SB237 is designed to give businesses owned by LGBTQ community members the same access to resources other disadvantaged business owners get. An amendment was submitted by NDOT to make sure that these proactive state laws lineup with federal legislation who does not recognize the LGBTQ community yet. Senator Harris noted that during her research she discovered this would be the first place in the NRS to actually define LGBTQ.
SB293, a bill that would prohibit employers from asking applicants about their previous salary during the application process in an effort to eliminate discrimination in pay, was heard by the Assembly Committee on Commerce and Labor. Committee members asked about various scenarios in which the information was voluntarily provided by the applicant without being asked about it, and Senator Cannizzaro said she will work with stakeholders to ensure a solution to those situations. Those in support of this bill believe that it will eliminate the gender-based wage gap in our state.
SB309, a bill that would create a reinvestment advisory committee in Clark County in an effort to address and better define homelessness, was heard by the Assembly Committee on Health and Human Services. Committee members were particularly interested in how this would impact Medicare and whether it was possible to expand or include other counties if they want to participate. Those in support of this measure believe that this bill will continue to allow for the City of Las Vegas to work directly with their constituents.
SB327, a bill that would expand anti-discrimination statutes to include discrimination against an individual’s natural hair, was heard by the Assembly Committee on Commerce and Labor. Committee members expressed their support for the measure and did not ask questions. Those in support of this bill believe that it is vital that we enact this legislation in order to prevent racial discrimination in our state. Those in opposition have reservations with sections 7 and 8, despite being amended after being heard in the Senate.

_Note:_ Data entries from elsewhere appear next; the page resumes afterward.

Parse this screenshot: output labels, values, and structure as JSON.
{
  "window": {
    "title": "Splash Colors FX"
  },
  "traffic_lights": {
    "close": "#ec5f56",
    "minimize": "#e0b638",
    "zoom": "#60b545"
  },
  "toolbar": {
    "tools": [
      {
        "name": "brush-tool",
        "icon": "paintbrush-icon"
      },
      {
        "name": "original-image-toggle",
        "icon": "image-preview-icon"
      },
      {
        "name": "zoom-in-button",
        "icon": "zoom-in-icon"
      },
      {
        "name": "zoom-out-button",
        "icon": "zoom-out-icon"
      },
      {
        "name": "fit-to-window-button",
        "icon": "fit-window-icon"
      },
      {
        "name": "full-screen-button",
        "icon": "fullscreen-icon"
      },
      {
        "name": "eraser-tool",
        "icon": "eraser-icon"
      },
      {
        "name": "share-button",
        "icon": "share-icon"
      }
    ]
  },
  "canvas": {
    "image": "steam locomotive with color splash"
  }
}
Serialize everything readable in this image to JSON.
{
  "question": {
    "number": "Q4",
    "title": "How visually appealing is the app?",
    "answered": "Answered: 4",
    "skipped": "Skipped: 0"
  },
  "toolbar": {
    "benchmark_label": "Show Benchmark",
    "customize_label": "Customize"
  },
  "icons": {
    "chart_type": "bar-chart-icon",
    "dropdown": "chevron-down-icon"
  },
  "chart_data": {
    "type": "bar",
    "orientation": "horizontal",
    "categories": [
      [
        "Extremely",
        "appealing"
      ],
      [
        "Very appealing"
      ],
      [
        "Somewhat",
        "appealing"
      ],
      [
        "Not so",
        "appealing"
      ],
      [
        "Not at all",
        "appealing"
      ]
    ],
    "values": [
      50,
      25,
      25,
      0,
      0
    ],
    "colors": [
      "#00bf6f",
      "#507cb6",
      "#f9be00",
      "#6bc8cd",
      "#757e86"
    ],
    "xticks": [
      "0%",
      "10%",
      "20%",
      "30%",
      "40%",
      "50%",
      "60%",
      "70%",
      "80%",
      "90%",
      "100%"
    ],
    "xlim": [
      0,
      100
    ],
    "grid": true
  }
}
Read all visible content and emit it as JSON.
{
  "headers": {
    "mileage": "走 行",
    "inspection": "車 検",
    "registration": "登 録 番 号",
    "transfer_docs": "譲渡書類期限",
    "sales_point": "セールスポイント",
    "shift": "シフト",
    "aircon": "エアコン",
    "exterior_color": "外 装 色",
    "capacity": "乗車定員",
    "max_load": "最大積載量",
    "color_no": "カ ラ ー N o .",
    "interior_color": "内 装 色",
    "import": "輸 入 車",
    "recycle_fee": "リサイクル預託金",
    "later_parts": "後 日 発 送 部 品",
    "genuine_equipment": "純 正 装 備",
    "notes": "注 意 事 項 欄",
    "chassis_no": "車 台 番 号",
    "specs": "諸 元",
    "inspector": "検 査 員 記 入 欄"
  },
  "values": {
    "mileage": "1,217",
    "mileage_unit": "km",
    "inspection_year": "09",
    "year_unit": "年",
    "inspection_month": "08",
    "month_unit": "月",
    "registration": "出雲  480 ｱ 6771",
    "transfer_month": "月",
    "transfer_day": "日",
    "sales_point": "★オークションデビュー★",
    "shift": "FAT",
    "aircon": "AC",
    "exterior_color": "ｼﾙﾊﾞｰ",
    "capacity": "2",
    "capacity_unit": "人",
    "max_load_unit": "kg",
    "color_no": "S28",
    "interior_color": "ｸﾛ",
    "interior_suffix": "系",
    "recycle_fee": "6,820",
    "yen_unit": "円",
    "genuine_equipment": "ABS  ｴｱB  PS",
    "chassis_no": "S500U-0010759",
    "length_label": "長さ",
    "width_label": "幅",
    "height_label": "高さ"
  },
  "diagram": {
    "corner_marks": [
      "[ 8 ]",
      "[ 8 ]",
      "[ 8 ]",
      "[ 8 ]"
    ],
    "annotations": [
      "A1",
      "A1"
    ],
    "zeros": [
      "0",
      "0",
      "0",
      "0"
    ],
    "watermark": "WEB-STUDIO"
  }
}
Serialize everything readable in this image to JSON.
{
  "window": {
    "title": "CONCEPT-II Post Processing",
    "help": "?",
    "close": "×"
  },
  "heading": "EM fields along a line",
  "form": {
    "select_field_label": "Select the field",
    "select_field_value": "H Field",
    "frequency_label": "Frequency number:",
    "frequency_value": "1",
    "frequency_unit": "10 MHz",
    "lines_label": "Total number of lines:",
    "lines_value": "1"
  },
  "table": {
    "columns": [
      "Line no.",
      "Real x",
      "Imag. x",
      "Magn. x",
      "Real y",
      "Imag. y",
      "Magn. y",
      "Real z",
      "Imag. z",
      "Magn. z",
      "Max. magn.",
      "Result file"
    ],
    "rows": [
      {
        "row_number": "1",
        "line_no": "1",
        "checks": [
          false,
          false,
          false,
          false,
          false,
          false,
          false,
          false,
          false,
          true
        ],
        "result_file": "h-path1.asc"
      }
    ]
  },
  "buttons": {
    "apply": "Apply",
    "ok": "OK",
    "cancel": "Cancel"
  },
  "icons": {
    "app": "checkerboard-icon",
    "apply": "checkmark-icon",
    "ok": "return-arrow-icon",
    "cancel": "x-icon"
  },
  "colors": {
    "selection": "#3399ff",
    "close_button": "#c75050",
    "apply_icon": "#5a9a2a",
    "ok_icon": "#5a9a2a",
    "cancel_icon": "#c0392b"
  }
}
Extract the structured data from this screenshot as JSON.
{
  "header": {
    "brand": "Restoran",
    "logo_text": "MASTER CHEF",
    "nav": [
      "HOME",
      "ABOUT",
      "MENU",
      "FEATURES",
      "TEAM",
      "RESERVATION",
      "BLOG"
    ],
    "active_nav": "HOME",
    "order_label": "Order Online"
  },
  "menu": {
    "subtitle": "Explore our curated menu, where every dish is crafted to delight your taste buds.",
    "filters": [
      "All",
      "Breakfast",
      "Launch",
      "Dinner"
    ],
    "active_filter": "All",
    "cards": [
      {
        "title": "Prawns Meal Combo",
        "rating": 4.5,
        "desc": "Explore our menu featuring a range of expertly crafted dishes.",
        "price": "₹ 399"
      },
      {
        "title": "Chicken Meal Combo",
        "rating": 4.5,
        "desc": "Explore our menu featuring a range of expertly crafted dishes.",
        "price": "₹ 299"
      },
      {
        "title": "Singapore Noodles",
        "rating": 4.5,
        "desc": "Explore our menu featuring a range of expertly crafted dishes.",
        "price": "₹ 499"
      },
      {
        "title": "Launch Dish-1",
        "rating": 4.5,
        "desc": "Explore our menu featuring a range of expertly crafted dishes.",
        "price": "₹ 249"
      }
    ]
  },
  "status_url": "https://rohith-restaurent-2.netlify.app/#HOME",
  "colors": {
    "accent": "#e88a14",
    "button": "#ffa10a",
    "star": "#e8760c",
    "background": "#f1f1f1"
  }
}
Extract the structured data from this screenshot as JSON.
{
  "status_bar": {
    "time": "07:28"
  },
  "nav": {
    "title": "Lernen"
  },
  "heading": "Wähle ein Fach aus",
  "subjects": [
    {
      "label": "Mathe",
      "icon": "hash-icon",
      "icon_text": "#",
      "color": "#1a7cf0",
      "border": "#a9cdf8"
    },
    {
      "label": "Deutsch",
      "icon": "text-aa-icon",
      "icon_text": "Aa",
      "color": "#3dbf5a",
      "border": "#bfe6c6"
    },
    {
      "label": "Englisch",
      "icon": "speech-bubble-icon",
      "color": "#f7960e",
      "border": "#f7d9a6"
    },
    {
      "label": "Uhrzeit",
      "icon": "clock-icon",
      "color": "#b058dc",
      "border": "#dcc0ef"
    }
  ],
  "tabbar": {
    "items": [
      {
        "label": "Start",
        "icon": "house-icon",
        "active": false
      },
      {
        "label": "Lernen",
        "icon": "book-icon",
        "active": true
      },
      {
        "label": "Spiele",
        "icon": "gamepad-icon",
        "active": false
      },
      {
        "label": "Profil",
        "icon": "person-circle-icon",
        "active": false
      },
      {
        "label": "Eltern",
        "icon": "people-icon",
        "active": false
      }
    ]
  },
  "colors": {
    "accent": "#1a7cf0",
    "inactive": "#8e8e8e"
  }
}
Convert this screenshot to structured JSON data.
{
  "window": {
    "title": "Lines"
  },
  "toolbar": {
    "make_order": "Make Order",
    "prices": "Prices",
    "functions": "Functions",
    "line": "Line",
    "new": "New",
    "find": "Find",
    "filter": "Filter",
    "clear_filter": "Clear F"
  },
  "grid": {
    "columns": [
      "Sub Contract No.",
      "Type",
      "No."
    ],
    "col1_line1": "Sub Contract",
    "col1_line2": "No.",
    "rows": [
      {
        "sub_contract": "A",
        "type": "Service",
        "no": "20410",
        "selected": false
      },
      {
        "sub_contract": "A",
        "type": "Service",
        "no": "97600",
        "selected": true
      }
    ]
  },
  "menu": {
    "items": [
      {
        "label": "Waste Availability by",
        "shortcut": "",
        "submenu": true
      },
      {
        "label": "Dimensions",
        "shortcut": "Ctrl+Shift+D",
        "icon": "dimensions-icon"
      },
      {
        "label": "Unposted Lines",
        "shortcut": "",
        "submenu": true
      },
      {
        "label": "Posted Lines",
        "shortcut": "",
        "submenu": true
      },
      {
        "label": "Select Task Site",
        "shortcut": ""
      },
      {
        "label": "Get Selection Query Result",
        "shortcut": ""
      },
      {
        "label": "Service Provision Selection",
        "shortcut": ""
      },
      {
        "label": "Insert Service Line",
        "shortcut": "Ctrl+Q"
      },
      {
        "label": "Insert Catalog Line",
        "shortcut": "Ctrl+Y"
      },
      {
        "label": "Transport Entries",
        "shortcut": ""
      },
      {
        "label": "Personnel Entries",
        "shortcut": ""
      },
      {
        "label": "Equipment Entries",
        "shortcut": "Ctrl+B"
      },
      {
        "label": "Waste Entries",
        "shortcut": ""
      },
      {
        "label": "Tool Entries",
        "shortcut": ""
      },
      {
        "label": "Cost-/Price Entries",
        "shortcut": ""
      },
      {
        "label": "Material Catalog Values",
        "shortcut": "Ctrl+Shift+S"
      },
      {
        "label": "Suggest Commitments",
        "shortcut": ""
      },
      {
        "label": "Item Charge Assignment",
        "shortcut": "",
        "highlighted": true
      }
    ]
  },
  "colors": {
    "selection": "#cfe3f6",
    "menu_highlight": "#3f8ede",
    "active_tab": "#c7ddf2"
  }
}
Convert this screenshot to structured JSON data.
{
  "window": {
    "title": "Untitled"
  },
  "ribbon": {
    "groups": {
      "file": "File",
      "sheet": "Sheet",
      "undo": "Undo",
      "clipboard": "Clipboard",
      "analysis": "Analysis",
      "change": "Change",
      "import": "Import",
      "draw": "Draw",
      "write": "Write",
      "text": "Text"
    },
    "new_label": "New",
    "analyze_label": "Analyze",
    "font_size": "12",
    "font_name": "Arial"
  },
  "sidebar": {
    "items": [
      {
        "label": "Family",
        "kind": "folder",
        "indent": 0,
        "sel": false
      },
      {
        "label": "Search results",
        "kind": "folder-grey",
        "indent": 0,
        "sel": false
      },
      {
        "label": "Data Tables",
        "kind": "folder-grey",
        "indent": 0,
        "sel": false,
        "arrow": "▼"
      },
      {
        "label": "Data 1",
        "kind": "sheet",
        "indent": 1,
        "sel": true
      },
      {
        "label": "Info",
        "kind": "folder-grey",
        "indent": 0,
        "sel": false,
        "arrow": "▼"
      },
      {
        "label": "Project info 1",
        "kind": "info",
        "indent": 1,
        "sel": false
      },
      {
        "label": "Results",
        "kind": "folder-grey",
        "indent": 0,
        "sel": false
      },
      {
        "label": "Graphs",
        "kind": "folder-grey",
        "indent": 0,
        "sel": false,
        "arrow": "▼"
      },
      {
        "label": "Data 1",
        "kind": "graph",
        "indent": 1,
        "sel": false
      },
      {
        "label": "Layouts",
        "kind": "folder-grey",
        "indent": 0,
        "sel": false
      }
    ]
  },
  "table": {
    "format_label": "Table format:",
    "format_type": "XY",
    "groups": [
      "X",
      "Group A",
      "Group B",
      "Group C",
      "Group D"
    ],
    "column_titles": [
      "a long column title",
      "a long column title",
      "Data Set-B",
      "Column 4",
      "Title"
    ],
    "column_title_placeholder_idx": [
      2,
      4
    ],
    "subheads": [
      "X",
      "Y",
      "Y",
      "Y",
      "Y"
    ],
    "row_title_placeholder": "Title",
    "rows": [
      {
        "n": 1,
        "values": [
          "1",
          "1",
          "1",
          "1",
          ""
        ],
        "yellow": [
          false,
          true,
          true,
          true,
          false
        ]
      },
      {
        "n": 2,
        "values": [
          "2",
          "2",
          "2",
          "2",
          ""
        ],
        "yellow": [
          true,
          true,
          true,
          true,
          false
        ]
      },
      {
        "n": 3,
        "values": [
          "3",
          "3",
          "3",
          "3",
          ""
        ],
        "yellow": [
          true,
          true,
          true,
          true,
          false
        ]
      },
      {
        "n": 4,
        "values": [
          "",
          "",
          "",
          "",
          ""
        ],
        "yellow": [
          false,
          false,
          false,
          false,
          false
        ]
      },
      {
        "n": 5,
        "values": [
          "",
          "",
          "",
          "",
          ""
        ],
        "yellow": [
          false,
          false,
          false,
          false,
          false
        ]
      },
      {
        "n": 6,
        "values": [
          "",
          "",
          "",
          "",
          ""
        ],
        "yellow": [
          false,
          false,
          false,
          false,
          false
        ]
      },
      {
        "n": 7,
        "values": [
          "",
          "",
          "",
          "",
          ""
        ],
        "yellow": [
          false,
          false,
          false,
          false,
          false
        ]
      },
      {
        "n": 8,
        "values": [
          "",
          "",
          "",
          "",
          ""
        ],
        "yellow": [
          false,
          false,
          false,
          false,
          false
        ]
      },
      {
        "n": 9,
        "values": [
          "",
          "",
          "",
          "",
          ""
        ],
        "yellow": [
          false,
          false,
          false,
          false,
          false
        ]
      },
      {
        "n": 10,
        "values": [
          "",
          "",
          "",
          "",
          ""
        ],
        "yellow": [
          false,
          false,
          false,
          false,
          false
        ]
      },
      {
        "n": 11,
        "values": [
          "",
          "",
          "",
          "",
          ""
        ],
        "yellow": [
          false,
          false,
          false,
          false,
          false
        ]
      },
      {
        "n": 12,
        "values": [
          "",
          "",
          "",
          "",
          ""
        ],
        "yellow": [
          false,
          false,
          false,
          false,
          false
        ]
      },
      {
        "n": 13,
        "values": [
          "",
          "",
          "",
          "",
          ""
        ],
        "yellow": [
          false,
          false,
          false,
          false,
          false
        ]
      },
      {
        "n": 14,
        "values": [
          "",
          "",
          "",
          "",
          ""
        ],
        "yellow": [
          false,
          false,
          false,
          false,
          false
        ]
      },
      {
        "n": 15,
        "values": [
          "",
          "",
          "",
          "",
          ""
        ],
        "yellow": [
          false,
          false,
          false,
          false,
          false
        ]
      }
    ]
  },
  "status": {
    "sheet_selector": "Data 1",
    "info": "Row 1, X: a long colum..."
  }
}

SB396, a bill that would allow public entities, such as the Department of Health and Human Services, to enter into interstate agreements in an effort to reduce the cost of prescription drugs, was heard by the Assembly Committee on Health and Human Services. Committee members voiced their concern for the auditing exemption being proposed in this legislation stating that they believe it will significantly reduce the intended goal of transparency by not allowing audits. Those in support of this measure believe that Nevadans should have access to affordable health care and urged the Committee’s support.
Economic Forum Report Due- May 4th
Second House Committee Passage- May 14th
Special thanks to the Griffin Company interns:
Morgan Sollano, Emily Espinosa, Graham Griffin, and Julia Kilroy